Last week, Shaun and I saw the Alton Brown Live: Eat Your Science tour at the Paramount. I’m writing it down because I feel that may be the only way I remember it five or ten or twenty year from now. Although I may remember that at the end of the show, just as he was wrapping up, there was a mass exodus of people, and Alton had to ask people to stay for one last song. (Yes, song.) I think that’s the only time I’ve been at a show where the performer had to ask people to stay. Nobody was leaving during the show that I noticed, but the whole production seemed lackluster.
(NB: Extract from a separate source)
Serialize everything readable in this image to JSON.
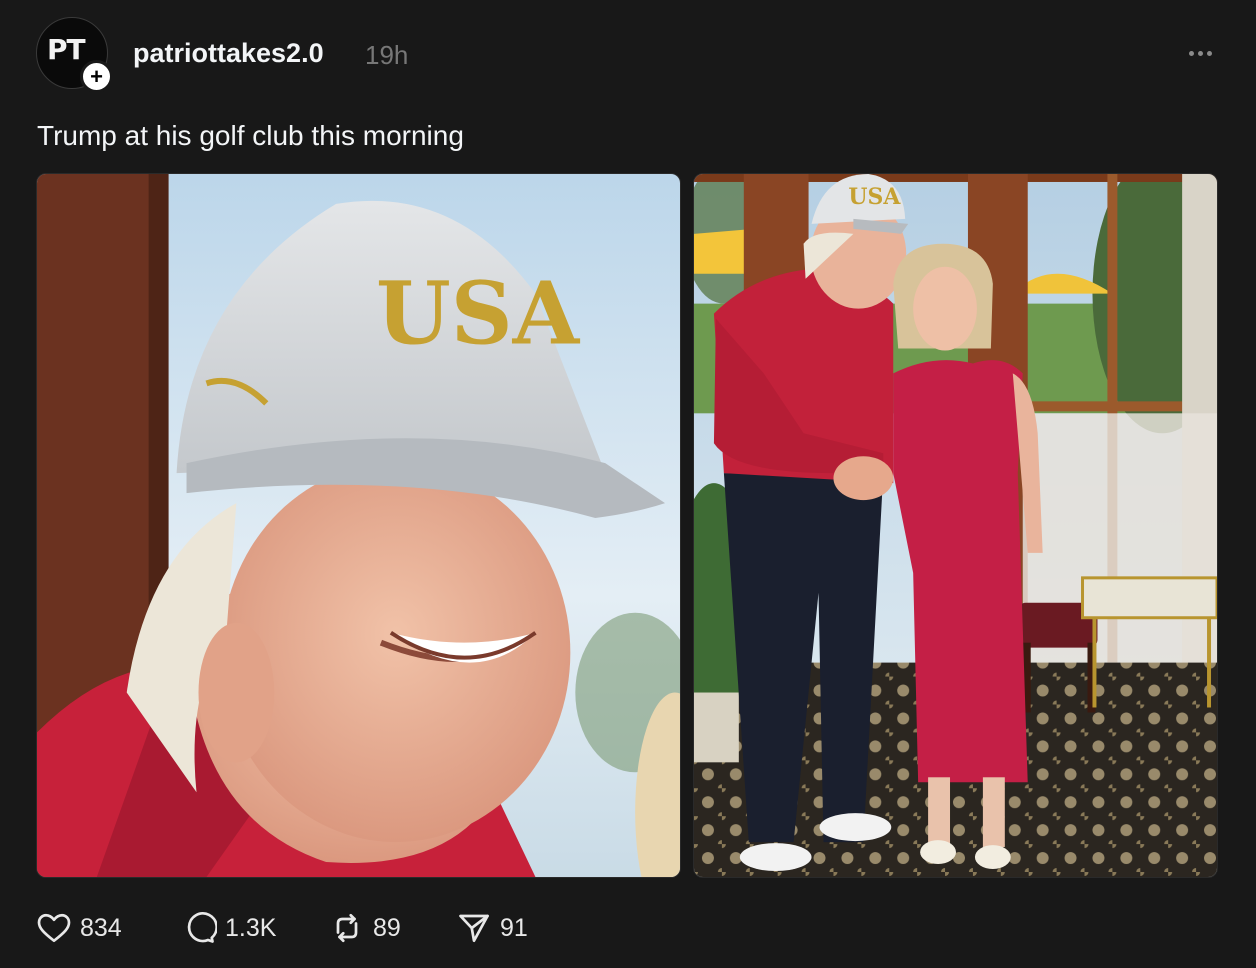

We went to see him talk about food, and instead we got off-key comedy-musical stylings (Allan Sherman would not be jealous) and a couple of silly, large-scale food experiments, with volunteers from the audience who had to go backstage for a costume change and came back in protective smocks and miraculously full of witty one liners. As we were leaving the theater, we heard another couple say that this live show was very different and not as good as his last two years ago.
I always thought Good Eats was a well done show, and I appreciated his explanations of cooking techniques. Some of Alton’s recipes are some of the best dishes I’ve ever eaten. Yet he’s much more into inventing elaborate cooking techniques and using non-traditional hardware because he can, and it’s not for me. And that’s what the show felt like. He did it because he could, and it wasn’t for me.